Baseball is designed for series play

Published 10:59 pm Tuesday, March 10, 2009

There’s something special about going to a Friday night sporting event and hanging on every play because may decide your future. High school baseball in Alabama is missing out.

Friday night, I attended Pelham’s first area baseball home game against rival Thompson. The game, part two of a Class 6A, Area 10 series, had everything baseball should — entertaining baseball and atmosphere. If you didn’t know how old the kids were playing and couldn’t tell at times that this was high school, you would have thought you were at a Rookie League or A ball game.

The atmosphere at Bobby Hayes Field was great for Friday night baseball. While part of that was the timely sound affects from the PA, apetizing smell from the concession stand and scores of kids playing behind the bleachers. But a key, I believe, in getting the crowd there was not only because of a rivalry, but because it was an area series.

Our county’s Class 6A teams know how to do things right, or at least are attempting to, by playing their area games in a series-like format, the way baseball is meant to be played.

Class 6A, Area 10 is the only area in the county that sets its schedule this way, creating exciting games back-to-back, making every Friday night count, instead of waiting three weeks to play your second game against an area foe.

The only downside to this schedule is that games are Tuesday and Friday, often leaving non-area games to be sandwiched in between. One suggestion to make this better is a Friday and Saturday series as played in college and in the state playoffs.

Another disadvantage of this is that things are not even with a five-team rotation. For instance, Pelham will have two weeks away from area play beginning this week, while Hoover gets a late start after sitting out last week. There’s no real good solution short of adding another quality team to one of the state’s toughest areas.

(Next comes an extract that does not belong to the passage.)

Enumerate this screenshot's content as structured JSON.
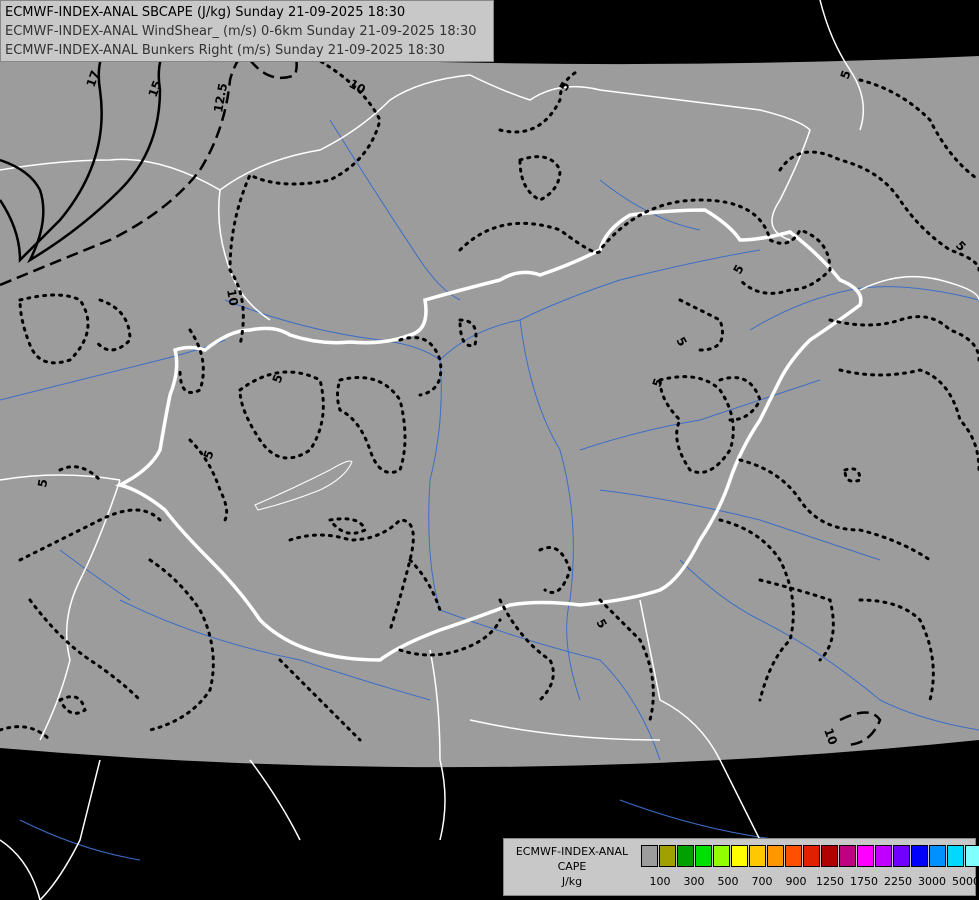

Despite the two flaws, Class 6A, Area 10 has the right idea. Now the state should catch on.

Outside the Lines is a weekly opinion column.